Directions
Every record must come back exactly as given.

(Entries from a dataset of interfaces)
__________

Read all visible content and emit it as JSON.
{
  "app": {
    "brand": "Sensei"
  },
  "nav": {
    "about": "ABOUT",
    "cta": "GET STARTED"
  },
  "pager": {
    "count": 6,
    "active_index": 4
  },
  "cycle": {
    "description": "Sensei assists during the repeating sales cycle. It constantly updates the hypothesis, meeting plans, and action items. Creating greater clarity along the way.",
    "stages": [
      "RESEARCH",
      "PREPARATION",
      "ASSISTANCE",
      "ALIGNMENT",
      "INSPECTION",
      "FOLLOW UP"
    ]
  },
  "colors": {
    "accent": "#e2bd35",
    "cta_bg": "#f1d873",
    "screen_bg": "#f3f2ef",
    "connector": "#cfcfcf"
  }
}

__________

Answer space
Read all visible content and emit it as JSON.
{
  "app": {
    "brand": "Sensei"
  },
  "nav": {
    "about": "ABOUT",
    "cta": "GET STARTED"
  },
  "pager": {
    "count": 6,
    "active_index": 4
  },
  "cycle": {
    "description": "Sensei assists during the repeating sales cycle. It constantly updates the hypothesis, meeting plans, and action items. Creating greater clarity along the way.",
    "stages": [
      "RESEARCH",
      "PREPARATION",
      "ASSISTANCE",
      "ALIGNMENT",
      "INSPECTION",
      "FOLLOW UP"
    ]
  },
  "colors": {
    "accent": "#e2bd35",
    "cta_bg": "#f1d873",
    "screen_bg": "#f3f2ef",
    "connector": "#cfcfcf"
  }
}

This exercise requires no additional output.